“Sunset Boulevard” begins with the sight of Joe Gillis(Holden) a young screen writer, floating dead in a swimming pool. The movie then becomes a flashback, as Joe, acting as narrator, explains the events that led to his death. It seems that sometime before, a struggling Joe Gillis, while fleeing from creditors, takes refuge in the garage of a Hollywood mansion belonging to Norma Desmond, a one-time star from the silent era. Aside from her loyal German butler Max (Von Stroheim), Norma is a virtual recluse, but learning that Joe is a writer, she becomes intrigued with the idea of his writing a screenplay which will propel her back into the limelight. Joe, having no other sources of income, agrees, and soon finds himself living in Norma’s spacious home, but the arrangement becomes even more complicated when Joe realizes that Norma’s designs on him go well beyond producing scripts.

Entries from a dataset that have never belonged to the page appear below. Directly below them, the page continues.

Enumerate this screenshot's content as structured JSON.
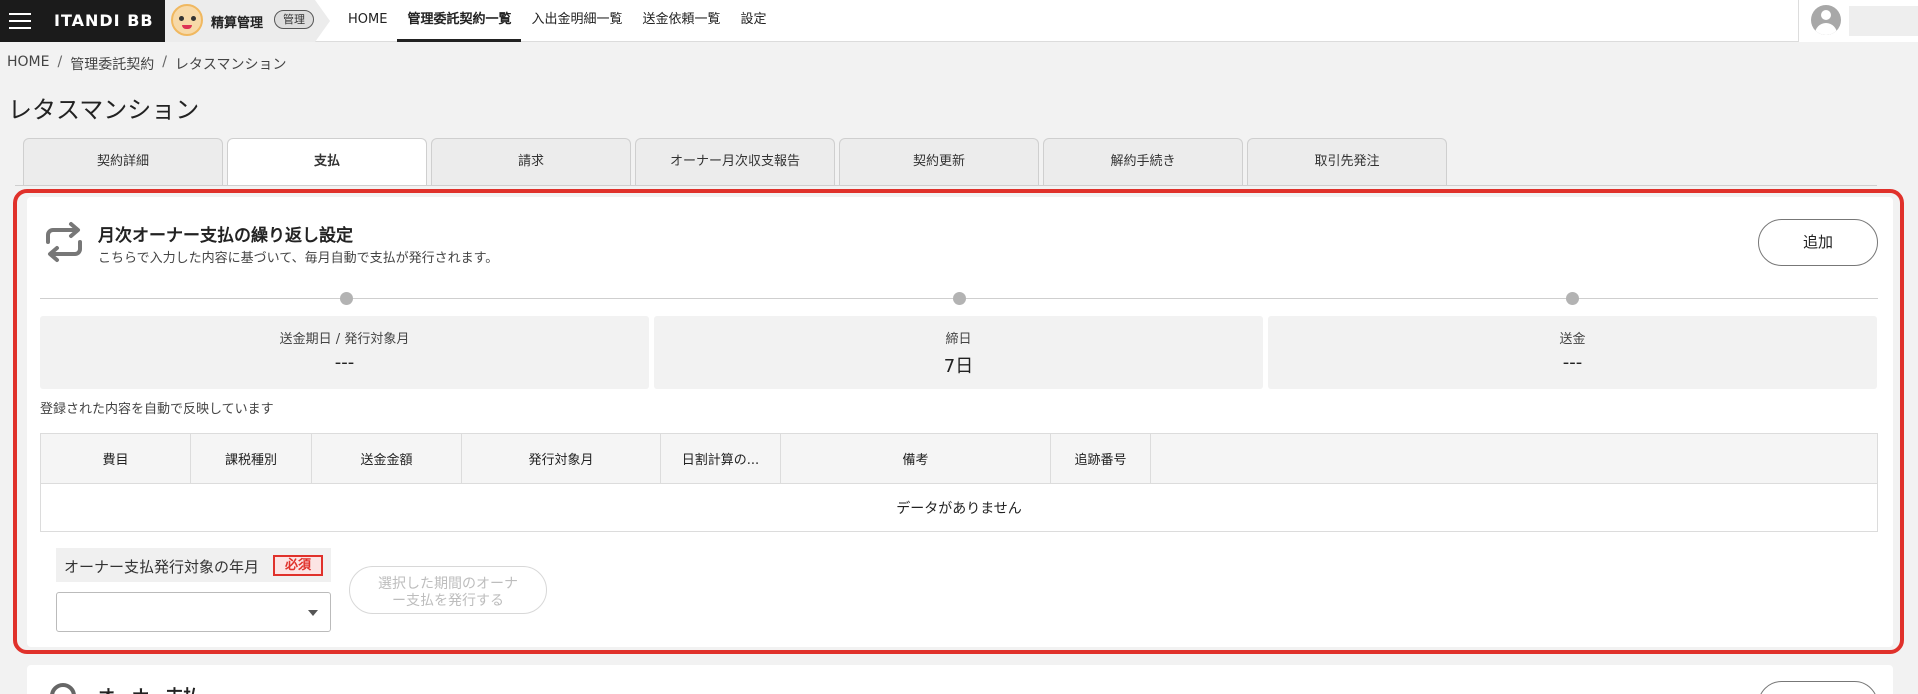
{
  "header": {
    "brand": "ITANDI BB",
    "app_name": "精算管理",
    "app_badge": "管理",
    "nav": [
      {
        "label": "HOME"
      },
      {
        "label": "管理委託契約一覧",
        "active": true
      },
      {
        "label": "入出金明細一覧"
      },
      {
        "label": "送金依頼一覧"
      },
      {
        "label": "設定"
      }
    ]
  },
  "breadcrumb": [
    "HOME",
    "管理委託契約",
    "レタスマンション"
  ],
  "page_title": "レタスマンション",
  "tabs": [
    {
      "label": "契約詳細"
    },
    {
      "label": "支払",
      "active": true
    },
    {
      "label": "請求"
    },
    {
      "label": "オーナー月次収支報告"
    },
    {
      "label": "契約更新"
    },
    {
      "label": "解約手続き"
    },
    {
      "label": "取引先発注"
    }
  ],
  "recurring": {
    "title": "月次オーナー支払の繰り返し設定",
    "subtitle": "こちらで入力した内容に基づいて、毎月自動で支払が発行されます。",
    "add_label": "追加",
    "summary": [
      {
        "label": "送金期日 / 発行対象月",
        "value": "---"
      },
      {
        "label": "締日",
        "value": "7日"
      },
      {
        "label": "送金",
        "value": "---"
      }
    ],
    "note": "登録された内容を自動で反映しています",
    "table": {
      "columns": [
        "費目",
        "課税種別",
        "送金金額",
        "発行対象月",
        "日割計算の...",
        "備考",
        "追跡番号"
      ],
      "empty_text": "データがありません"
    },
    "form": {
      "label": "オーナー支払発行対象の年月",
      "required": "必須",
      "select_value": "",
      "issue_button_line1": "選択した期間のオーナ",
      "issue_button_line2": "ー支払を発行する"
    }
  },
  "next_card": {
    "title": "オーナー支払"
  },
  "colors": {
    "highlight": "#e0312b",
    "brand_bg": "#1b1b1b"
  }
}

“Sunset Boulevard” was well received initially, garnering 11 Academy Award Nominations, including Best Picture, Best Actor (Holden), Best Actress (Swanson) and Best Director, and winning Oscars for Best Music Scoring, Best Screenplay, and Best Set Decoration. During the 60 years since its release, the film’s status as a classic has grown, as demonstrated by its number 12 ranking in the American Film Institute’s list of the 100 top American films. “Sunset Boulevard” also helped establish William Holden, leading him to starring roles in “Stalag 17,” “Picnic,” “Born Yesterday,” “Sabrina,” and “The Bridge on the River Kwai.”
As effective as Gloria Swanson and William Holden were in “Sunset Boulevard,” they were not the first actors Billy Wilder considered for the film. Mae West, Norma Shearer and Mary Pickford were on Wilder’s short list to play Norma Desmond, while Marlon Brando, Fred MacMurray and Montgomery Clift were all in the running to portray Joe.
Trivia: Among the notable cameos in “Sunset Boulevard” is the songwriting team of Jay Livingston and Ray Evans, who are probably best known for composing the theme to “Bonanza.”